(Stored items)
----------------------------------------
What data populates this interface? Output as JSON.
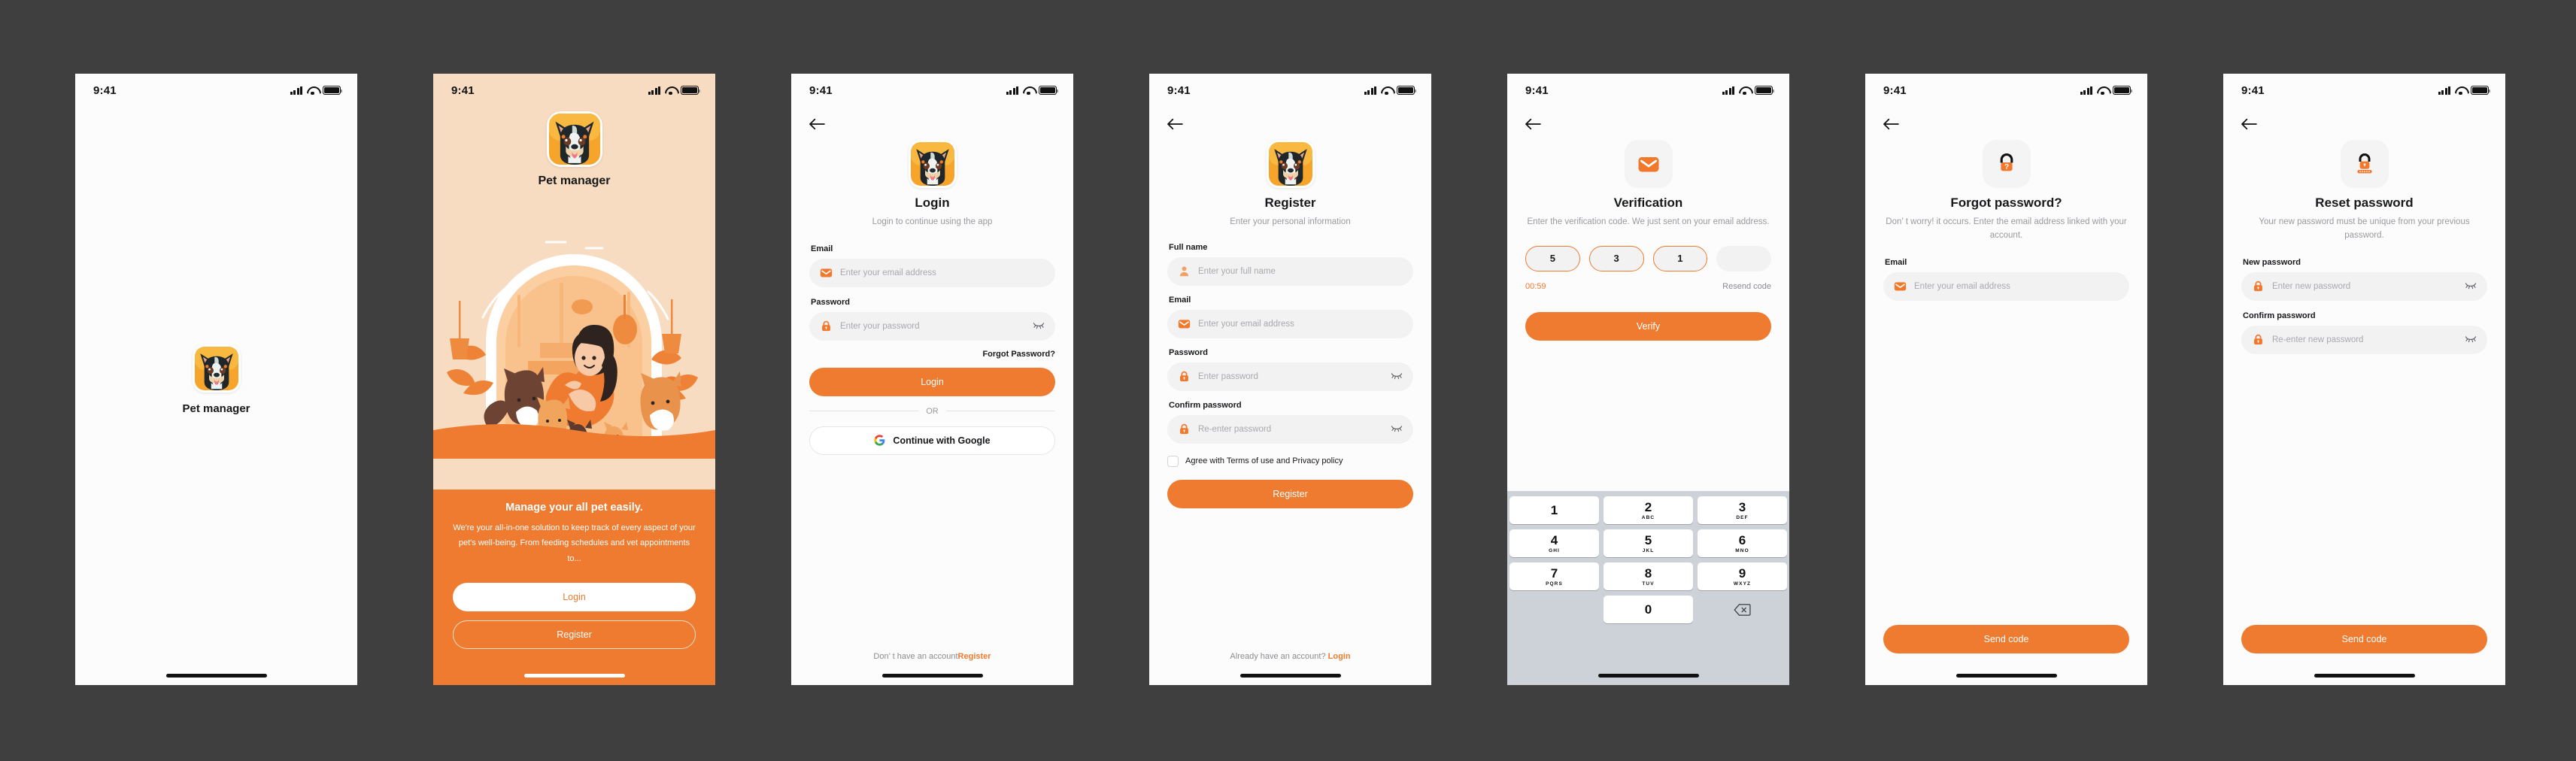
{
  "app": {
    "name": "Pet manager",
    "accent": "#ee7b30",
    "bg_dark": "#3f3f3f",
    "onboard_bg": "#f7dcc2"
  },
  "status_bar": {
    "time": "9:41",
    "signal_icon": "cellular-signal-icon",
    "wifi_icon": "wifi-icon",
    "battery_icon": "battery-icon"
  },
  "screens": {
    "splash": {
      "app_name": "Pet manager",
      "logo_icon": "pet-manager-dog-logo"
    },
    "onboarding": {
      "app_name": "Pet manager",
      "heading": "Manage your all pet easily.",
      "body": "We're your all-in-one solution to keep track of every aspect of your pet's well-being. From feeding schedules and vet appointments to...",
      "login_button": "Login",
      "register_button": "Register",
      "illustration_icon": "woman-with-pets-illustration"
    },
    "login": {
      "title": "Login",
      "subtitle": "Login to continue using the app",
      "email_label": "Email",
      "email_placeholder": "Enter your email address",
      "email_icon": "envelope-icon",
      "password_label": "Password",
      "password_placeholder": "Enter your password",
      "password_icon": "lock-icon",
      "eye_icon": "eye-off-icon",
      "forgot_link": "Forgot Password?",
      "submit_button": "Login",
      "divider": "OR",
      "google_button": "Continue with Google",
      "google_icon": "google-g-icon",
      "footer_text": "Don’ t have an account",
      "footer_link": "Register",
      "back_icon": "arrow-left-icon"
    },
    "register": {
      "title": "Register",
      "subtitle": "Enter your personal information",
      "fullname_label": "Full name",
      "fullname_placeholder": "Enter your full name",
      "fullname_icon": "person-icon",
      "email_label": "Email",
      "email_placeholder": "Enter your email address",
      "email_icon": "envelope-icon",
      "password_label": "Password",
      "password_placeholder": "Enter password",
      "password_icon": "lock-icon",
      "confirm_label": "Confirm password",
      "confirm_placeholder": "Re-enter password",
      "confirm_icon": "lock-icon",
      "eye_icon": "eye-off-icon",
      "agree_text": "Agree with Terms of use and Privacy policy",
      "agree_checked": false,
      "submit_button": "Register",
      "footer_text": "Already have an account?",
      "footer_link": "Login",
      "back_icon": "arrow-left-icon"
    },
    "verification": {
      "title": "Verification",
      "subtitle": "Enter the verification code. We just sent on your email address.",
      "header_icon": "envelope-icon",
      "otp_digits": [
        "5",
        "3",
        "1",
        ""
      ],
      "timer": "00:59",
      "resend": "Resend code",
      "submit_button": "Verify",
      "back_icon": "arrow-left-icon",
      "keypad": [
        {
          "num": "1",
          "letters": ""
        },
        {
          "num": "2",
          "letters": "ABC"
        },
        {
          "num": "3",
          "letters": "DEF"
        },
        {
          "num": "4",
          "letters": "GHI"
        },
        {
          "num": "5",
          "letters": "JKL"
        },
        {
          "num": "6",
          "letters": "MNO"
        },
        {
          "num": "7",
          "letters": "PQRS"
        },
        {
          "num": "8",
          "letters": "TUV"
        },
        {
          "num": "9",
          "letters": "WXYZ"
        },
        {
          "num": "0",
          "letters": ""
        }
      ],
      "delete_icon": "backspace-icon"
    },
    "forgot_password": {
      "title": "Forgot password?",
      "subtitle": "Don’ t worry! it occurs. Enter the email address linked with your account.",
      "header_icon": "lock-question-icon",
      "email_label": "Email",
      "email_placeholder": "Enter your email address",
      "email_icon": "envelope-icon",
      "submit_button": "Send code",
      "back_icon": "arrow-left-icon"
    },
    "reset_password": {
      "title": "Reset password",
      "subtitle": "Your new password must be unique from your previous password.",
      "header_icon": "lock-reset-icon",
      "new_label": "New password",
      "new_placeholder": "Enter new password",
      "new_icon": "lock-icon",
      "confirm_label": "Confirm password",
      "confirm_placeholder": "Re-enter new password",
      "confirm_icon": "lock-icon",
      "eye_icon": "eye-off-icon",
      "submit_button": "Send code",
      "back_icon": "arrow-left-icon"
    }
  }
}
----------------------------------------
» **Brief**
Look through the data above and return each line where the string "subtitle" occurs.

» **Task solution**
      "subtitle": "Login to continue using the app",
      "subtitle": "Enter your personal information",
      "subtitle": "Enter the verification code. We just sent on your email address.",
      "subtitle": "Don’ t worry! it occurs. Enter the email address linked with your account.",
      "subtitle": "Your new password must be unique from your previous password.",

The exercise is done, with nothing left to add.